Nearly two full months have passed since a customer sat down to enjoy a meal inside Copper Kettle in Dubuque.
The North End restaurant, located at 2987 Jackson St., has been closed to dine-in customers since the afternoon of March 17, when Gov. Kim Reynolds mandated closures due to the COVID-19 pandemic.
But many Dubuque County restaurants will reopen today, just two days after Reynolds announced eased restrictions on eateries in the 22 counties where the harshest limitations remained.
Copper Kettle owner Chris Staver said the reopening feels as abrupt as the closure. He plans to serve customers nonetheless.
“It is tremendously difficult,” Staver said. “I can’t believe the amount of notice they have given us. It seems pretty haphazard. But regardless, we are happy to open.”
Reynolds’ proclamation to reopen restaurants includes multiple safety measures meant to prevent the spread of COVID-19.
Restaurants must limit the number of customers to 50% of their normal operating capacity, keep party sizes to six or fewer and ensure at least 6 feet of physical distance between each group.
The reopening plan simultaneously has presented eateries with new opportunities and fresh challenges.
And while some are eager to reopen their doors, others are taking a more cautious approach.
Dyersville Chamber of Commerce Executive Director Karla Thompson said the “vast majority” of restaurants in her community are not planning to reopen to dine-in customers this weekend.
The owners of most eateries in the community feel their customers aren’t ready to return, she said.
“They are hearing from customers that they are still a little uneasy,” Thompson said. “I think the restaurants and the customers have adjusted to curbside pickup for now. They want to do this for a while and take things one day at a time, instead of reopening right away.”
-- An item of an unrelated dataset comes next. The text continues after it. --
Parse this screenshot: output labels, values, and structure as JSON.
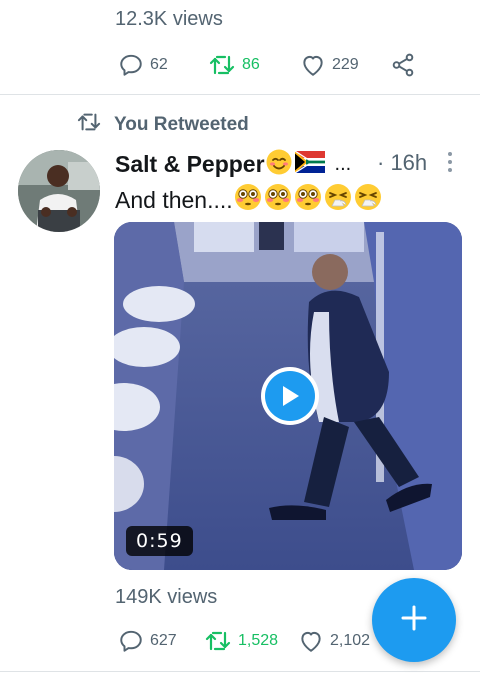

Those planning to reopen are finding it practically impossible to accurately forecast costs and revenues.
Staver said supplying the “made-from-scratch” kitchen at Copper Kettle never has been more complicated.
Ordering produce and preparing items such as sauces and salad dressings require difficult approximations. Having too little available leads to disappointed customers; having too much on hand results in wasted product.
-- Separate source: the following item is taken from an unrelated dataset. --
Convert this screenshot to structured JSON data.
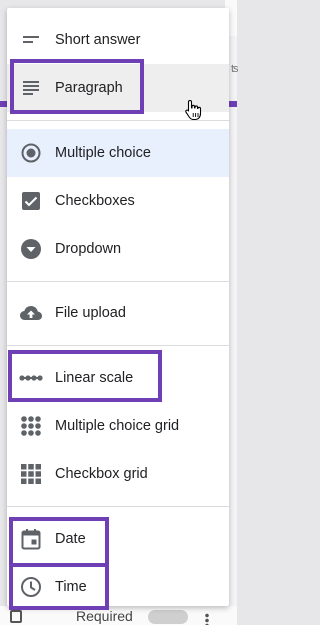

And scheduling the proper number of staff is next to impossible given the uncertainty of customer turnout.
Staver is cautiously optimistic that Copper Kettle will be filled to its new limited capacity throughout most of this weekend.
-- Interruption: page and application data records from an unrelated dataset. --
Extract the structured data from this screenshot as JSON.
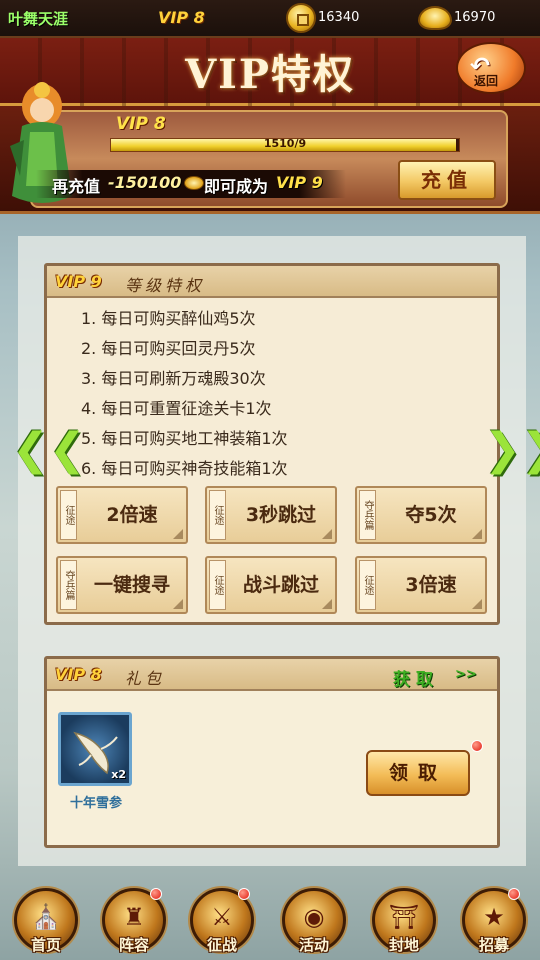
{
  "topbar": {
    "player_name": "叶舞天涯",
    "vip": "VIP 8",
    "coins": "16340",
    "ingots": "16970"
  },
  "header": {
    "title": "VIP特权",
    "back_label": "返回"
  },
  "banner": {
    "vip": "VIP 8",
    "progress_text": "1510/9",
    "progress_fraction": 0.99,
    "recharge_prefix": "再充值",
    "recharge_amount": "-150100",
    "recharge_middle": "即可成为",
    "target_vip": "VIP 9",
    "recharge_button": "充值"
  },
  "privileges": {
    "vip": "VIP 9",
    "title": "等级特权",
    "items": [
      "1. 每日可购买醉仙鸡5次",
      "2. 每日可购买回灵丹5次",
      "3. 每日可刷新万魂殿30次",
      "4. 每日可重置征途关卡1次",
      "5. 每日可购买地工神装箱1次",
      "6. 每日可购买神奇技能箱1次"
    ],
    "features": [
      {
        "tag": "征途",
        "label": "2倍速"
      },
      {
        "tag": "征途",
        "label": "3秒跳过"
      },
      {
        "tag": "夺兵篇",
        "label": "夺5次"
      },
      {
        "tag": "夺兵篇",
        "label": "一键搜寻"
      },
      {
        "tag": "征途",
        "label": "战斗跳过"
      },
      {
        "tag": "征途",
        "label": "3倍速"
      }
    ]
  },
  "gift": {
    "vip": "VIP 8",
    "title": "礼包",
    "get_link": "获取",
    "get_arrow": ">>",
    "item_name": "十年雪参",
    "item_count": "x2",
    "claim_button": "领取"
  },
  "nav": {
    "items": [
      {
        "label": "首页",
        "icon": "palace-icon"
      },
      {
        "label": "阵容",
        "icon": "helmet-icon"
      },
      {
        "label": "征战",
        "icon": "crossed-swords-icon"
      },
      {
        "label": "活动",
        "icon": "drum-icon"
      },
      {
        "label": "封地",
        "icon": "castle-icon"
      },
      {
        "label": "招募",
        "icon": "recruit-icon"
      }
    ]
  },
  "colors": {
    "vip_gold": "#ffd23b",
    "accent_green": "#3eae22",
    "badge_red": "#e0180c"
  }
}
“You get the sense that people are lightening up and moving around a bit more,” he said. “But I don’t know if that will extend to restaurants, which have more of an intimate setting.”
Even if the restaurant is half-full, making money isn’t a guarantee.
“If you take any business, in any industry, and limit them to half their customers, it is going to be difficult to turn a profit,” Staver said.
Brazen Open Kitchen + Bar in Dubuque is taking a more measured approach.
Owner Kevin Scharpf said the restaurant’s goal is to reopen to dine-in customers in early June, but a specific date hasn’t been established.
Scharpf emphasized that reopening dining rooms — even for well-established eateries — is going to feel like opening a brand-new restaurant — a new reality ushered in by the abrupt changes of the past two months.
“All of us have flipped our businesses upside down,” he said. “We’ve turned our restaurants into curbside takeout, and it takes time to undo that.”
When Brazen reopens, Scharpf wants it to be a “celebratory” occasion. He believes restaurants can play a key role in helping customers navigate the “new normal” in the age of COVID-19.
Despite taking his time, Scharpf is eagerly awaiting that moment.
“I think you learn a lot about a community when your backs are sort of pushed up against the wall,” he said. “This community has been incredibly supportive in the past couple months, and I am proud to be a part of it.”